The wounding in Poway of an eight-year-old who had moved with her family from Sderot to escape Hamas rockets seemed to prove that there is no place safe from anti-Semitic violence today.
“We came from fire to fire,” Israel Dahan, father of Noya, told Israel Radio on Sunday.
Dahan said the family’s home in Sderot had been hit by rockets several times over the years, and that he was injured in one of the attacks.
But even before the Poway shooting, they realized that the San Diego area, thousands of miles from Sderot, would not be a safe haven from anti-Semitism. After moving several years ago, he said, the walls of their new home was spray-painted with swastikas.
“It can happen anywhere. We are strong,” he said.

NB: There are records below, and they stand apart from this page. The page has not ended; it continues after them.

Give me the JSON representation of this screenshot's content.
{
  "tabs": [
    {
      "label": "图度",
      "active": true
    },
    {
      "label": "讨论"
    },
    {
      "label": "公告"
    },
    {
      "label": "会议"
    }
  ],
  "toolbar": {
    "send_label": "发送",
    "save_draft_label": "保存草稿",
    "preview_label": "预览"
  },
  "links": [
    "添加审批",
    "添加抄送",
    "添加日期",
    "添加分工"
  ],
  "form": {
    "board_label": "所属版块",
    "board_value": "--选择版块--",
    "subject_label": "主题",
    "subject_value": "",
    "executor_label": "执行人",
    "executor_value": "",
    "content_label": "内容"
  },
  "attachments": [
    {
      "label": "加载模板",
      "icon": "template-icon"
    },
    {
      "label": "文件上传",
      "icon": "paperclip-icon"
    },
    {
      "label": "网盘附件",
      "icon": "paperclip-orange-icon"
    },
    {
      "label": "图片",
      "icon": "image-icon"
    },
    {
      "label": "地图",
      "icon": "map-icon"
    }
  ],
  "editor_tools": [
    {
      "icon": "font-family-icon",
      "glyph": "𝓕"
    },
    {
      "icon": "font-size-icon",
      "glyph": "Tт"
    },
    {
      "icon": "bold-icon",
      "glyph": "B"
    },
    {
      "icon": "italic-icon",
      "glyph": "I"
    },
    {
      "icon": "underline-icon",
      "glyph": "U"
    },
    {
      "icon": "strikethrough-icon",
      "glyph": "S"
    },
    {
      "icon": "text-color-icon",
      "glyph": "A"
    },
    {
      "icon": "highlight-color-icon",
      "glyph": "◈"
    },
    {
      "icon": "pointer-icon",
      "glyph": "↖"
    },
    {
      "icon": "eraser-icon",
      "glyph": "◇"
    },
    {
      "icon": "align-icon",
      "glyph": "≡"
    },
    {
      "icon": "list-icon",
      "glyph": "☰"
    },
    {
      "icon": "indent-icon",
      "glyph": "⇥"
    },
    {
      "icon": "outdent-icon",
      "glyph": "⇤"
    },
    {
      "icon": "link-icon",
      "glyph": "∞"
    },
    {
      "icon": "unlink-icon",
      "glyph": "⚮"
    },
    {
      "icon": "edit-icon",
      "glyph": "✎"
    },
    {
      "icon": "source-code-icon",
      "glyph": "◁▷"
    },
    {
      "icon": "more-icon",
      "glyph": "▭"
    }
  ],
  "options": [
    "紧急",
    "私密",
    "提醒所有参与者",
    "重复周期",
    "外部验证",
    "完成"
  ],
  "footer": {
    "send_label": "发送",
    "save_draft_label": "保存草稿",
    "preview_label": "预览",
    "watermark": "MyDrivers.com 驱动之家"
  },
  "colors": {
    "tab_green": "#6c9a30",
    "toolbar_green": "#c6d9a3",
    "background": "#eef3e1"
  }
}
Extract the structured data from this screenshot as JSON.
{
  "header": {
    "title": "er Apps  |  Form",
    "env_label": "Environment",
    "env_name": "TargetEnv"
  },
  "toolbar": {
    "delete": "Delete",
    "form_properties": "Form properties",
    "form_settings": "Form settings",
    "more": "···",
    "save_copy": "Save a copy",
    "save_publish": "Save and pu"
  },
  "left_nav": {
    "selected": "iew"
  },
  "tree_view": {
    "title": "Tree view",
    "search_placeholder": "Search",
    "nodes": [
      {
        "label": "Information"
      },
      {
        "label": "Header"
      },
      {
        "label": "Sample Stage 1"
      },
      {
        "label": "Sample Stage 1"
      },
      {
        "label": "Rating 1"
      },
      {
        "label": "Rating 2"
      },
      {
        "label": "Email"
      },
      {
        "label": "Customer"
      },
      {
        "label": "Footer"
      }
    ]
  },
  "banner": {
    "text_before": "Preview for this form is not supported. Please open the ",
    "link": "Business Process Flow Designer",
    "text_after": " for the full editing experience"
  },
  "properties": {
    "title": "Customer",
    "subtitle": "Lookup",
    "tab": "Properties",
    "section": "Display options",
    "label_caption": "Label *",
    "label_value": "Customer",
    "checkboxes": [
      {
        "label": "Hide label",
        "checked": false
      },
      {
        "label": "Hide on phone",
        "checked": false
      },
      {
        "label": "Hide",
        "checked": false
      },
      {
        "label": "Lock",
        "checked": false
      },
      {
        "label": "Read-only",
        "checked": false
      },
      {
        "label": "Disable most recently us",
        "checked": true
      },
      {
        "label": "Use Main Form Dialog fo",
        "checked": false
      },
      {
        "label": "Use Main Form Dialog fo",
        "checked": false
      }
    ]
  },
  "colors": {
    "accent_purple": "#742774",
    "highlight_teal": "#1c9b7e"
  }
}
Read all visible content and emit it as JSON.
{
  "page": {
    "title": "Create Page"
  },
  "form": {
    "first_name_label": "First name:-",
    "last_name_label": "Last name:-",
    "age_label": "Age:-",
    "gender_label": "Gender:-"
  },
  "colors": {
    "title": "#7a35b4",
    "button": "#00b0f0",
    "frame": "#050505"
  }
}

In the Poway attack, 60-year-old Lori Gilbert-Kaye, Hy”d, was killed while trying to protect Rabbi Yisroel Goldstein, ybl”c, who was shot in the hands.
Noya Dahan, 8, suffered shrapnel wounds in the face and leg; and her uncle Almog Peretz, 31, was also shot in the leg. All three of the injured were reported in stable condition on Sunday.
Peretz told Israel’s Channel 12 from his hospital bed how he had barely escaped death and acted to save some of the children in the Chabad shul:
“A person with a big rifle, like an M16, entered the synagogue and started shooting everywhere,” Peretz recalled. “At first we thought the ceiling had collapsed, but then I turned around and saw he was aiming his weapon at me.
“There were many small kids next to me,” he continued. “I took a little girl who was our neighbor and three nieces of mine and ran. I opened the back door and we ran with all the children to a building in the back. I hid them in that building.
“As I picked up the girl, the terrorist aimed his weapon at me. I was injured in the leg.”
Peretz said he then returned to the synagogue, fearing for another of his nieces.
“I came back because one of my nieces was stuck in the bathroom. I had to go back and bring her,” he said. “Fortunately she stayed there and the terrorist had already left.”